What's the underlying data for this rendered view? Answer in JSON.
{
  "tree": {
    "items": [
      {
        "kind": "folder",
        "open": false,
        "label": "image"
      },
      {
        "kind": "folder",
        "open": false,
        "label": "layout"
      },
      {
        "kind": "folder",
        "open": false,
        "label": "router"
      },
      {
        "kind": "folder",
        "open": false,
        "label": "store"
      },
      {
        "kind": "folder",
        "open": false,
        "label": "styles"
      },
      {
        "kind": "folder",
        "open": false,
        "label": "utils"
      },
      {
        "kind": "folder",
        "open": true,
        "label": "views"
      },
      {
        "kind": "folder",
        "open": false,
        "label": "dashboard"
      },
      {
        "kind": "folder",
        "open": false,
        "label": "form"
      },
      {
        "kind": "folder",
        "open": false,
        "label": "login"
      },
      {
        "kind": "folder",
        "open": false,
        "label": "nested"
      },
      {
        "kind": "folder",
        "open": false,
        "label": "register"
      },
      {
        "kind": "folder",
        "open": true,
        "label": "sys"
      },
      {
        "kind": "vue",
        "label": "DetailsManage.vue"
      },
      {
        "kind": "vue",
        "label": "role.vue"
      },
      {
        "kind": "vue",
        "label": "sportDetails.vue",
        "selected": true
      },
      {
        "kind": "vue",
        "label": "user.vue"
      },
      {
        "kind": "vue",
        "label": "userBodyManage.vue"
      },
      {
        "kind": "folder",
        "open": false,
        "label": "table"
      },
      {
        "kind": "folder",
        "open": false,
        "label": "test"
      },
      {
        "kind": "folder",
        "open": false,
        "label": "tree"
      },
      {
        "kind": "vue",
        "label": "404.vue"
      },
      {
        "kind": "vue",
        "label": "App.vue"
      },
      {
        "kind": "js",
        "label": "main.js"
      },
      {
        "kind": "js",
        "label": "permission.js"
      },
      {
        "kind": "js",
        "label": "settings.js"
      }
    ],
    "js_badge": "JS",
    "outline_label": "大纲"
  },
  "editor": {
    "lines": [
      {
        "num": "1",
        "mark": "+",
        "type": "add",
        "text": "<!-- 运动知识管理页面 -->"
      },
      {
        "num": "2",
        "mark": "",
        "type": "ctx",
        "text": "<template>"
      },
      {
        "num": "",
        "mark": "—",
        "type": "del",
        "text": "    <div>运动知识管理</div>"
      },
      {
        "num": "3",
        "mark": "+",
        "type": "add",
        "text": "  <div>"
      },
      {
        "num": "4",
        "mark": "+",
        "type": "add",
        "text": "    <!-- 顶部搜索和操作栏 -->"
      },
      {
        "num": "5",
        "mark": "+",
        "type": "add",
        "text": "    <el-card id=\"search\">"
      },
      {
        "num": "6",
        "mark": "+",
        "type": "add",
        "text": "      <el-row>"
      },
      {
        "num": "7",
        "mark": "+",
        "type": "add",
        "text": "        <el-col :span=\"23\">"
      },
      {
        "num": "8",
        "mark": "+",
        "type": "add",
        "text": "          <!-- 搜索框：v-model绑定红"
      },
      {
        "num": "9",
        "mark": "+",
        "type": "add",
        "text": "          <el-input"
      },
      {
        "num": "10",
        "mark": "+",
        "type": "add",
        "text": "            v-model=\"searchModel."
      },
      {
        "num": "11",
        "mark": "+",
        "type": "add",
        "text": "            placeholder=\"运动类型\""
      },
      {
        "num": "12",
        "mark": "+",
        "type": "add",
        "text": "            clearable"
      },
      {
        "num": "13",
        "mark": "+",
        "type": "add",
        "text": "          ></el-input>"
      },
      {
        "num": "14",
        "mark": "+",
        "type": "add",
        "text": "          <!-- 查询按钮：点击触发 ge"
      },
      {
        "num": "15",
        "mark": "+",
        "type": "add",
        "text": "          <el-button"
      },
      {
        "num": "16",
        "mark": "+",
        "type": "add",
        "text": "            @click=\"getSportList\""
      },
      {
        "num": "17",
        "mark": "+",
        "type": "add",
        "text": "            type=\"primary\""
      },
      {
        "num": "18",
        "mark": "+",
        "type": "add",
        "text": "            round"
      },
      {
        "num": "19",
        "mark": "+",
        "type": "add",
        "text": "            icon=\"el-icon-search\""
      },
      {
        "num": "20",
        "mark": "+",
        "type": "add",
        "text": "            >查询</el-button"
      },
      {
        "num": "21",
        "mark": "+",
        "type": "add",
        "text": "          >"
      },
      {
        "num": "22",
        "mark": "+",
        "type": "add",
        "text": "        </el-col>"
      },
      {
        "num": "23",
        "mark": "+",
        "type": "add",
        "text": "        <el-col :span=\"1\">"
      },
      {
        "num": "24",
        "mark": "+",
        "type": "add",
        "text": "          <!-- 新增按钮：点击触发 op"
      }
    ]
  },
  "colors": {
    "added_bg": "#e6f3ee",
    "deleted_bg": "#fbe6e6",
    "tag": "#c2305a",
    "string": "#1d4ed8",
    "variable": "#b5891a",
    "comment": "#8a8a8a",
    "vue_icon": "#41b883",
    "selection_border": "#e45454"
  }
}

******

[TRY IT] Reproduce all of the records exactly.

[SOLUTION TO THIS EXERCISE]
What's the underlying data for this rendered view? Answer in JSON.
{
  "tree": {
    "items": [
      {
        "kind": "folder",
        "open": false,
        "label": "image"
      },
      {
        "kind": "folder",
        "open": false,
        "label": "layout"
      },
      {
        "kind": "folder",
        "open": false,
        "label": "router"
      },
      {
        "kind": "folder",
        "open": false,
        "label": "store"
      },
      {
        "kind": "folder",
        "open": false,
        "label": "styles"
      },
      {
        "kind": "folder",
        "open": false,
        "label": "utils"
      },
      {
        "kind": "folder",
        "open": true,
        "label": "views"
      },
      {
        "kind": "folder",
        "open": false,
        "label": "dashboard"
      },
      {
        "kind": "folder",
        "open": false,
        "label": "form"
      },
      {
        "kind": "folder",
        "open": false,
        "label": "login"
      },
      {
        "kind": "folder",
        "open": false,
        "label": "nested"
      },
      {
        "kind": "folder",
        "open": false,
        "label": "register"
      },
      {
        "kind": "folder",
        "open": true,
        "label": "sys"
      },
      {
        "kind": "vue",
        "label": "DetailsManage.vue"
      },
      {
        "kind": "vue",
        "label": "role.vue"
      },
      {
        "kind": "vue",
        "label": "sportDetails.vue",
        "selected": true
      },
      {
        "kind": "vue",
        "label": "user.vue"
      },
      {
        "kind": "vue",
        "label": "userBodyManage.vue"
      },
      {
        "kind": "folder",
        "open": false,
        "label": "table"
      },
      {
        "kind": "folder",
        "open": false,
        "label": "test"
      },
      {
        "kind": "folder",
        "open": false,
        "label": "tree"
      },
      {
        "kind": "vue",
        "label": "404.vue"
      },
      {
        "kind": "vue",
        "label": "App.vue"
      },
      {
        "kind": "js",
        "label": "main.js"
      },
      {
        "kind": "js",
        "label": "permission.js"
      },
      {
        "kind": "js",
        "label": "settings.js"
      }
    ],
    "js_badge": "JS",
    "outline_label": "大纲"
  },
  "editor": {
    "lines": [
      {
        "num": "1",
        "mark": "+",
        "type": "add",
        "text": "<!-- 运动知识管理页面 -->"
      },
      {
        "num": "2",
        "mark": "",
        "type": "ctx",
        "text": "<template>"
      },
      {
        "num": "",
        "mark": "—",
        "type": "del",
        "text": "    <div>运动知识管理</div>"
      },
      {
        "num": "3",
        "mark": "+",
        "type": "add",
        "text": "  <div>"
      },
      {
        "num": "4",
        "mark": "+",
        "type": "add",
        "text": "    <!-- 顶部搜索和操作栏 -->"
      },
      {
        "num": "5",
        "mark": "+",
        "type": "add",
        "text": "    <el-card id=\"search\">"
      },
      {
        "num": "6",
        "mark": "+",
        "type": "add",
        "text": "      <el-row>"
      },
      {
        "num": "7",
        "mark": "+",
        "type": "add",
        "text": "        <el-col :span=\"23\">"
      },
      {
        "num": "8",
        "mark": "+",
        "type": "add",
        "text": "          <!-- 搜索框：v-model绑定红"
      },
      {
        "num": "9",
        "mark": "+",
        "type": "add",
        "text": "          <el-input"
      },
      {
        "num": "10",
        "mark": "+",
        "type": "add",
        "text": "            v-model=\"searchModel."
      },
      {
        "num": "11",
        "mark": "+",
        "type": "add",
        "text": "            placeholder=\"运动类型\""
      },
      {
        "num": "12",
        "mark": "+",
        "type": "add",
        "text": "            clearable"
      },
      {
        "num": "13",
        "mark": "+",
        "type": "add",
        "text": "          ></el-input>"
      },
      {
        "num": "14",
        "mark": "+",
        "type": "add",
        "text": "          <!-- 查询按钮：点击触发 ge"
      },
      {
        "num": "15",
        "mark": "+",
        "type": "add",
        "text": "          <el-button"
      },
      {
        "num": "16",
        "mark": "+",
        "type": "add",
        "text": "            @click=\"getSportList\""
      },
      {
        "num": "17",
        "mark": "+",
        "type": "add",
        "text": "            type=\"primary\""
      },
      {
        "num": "18",
        "mark": "+",
        "type": "add",
        "text": "            round"
      },
      {
        "num": "19",
        "mark": "+",
        "type": "add",
        "text": "            icon=\"el-icon-search\""
      },
      {
        "num": "20",
        "mark": "+",
        "type": "add",
        "text": "            >查询</el-button"
      },
      {
        "num": "21",
        "mark": "+",
        "type": "add",
        "text": "          >"
      },
      {
        "num": "22",
        "mark": "+",
        "type": "add",
        "text": "        </el-col>"
      },
      {
        "num": "23",
        "mark": "+",
        "type": "add",
        "text": "        <el-col :span=\"1\">"
      },
      {
        "num": "24",
        "mark": "+",
        "type": "add",
        "text": "          <!-- 新增按钮：点击触发 op"
      }
    ]
  },
  "colors": {
    "added_bg": "#e6f3ee",
    "deleted_bg": "#fbe6e6",
    "tag": "#c2305a",
    "string": "#1d4ed8",
    "variable": "#b5891a",
    "comment": "#8a8a8a",
    "vue_icon": "#41b883",
    "selection_border": "#e45454"
  }
}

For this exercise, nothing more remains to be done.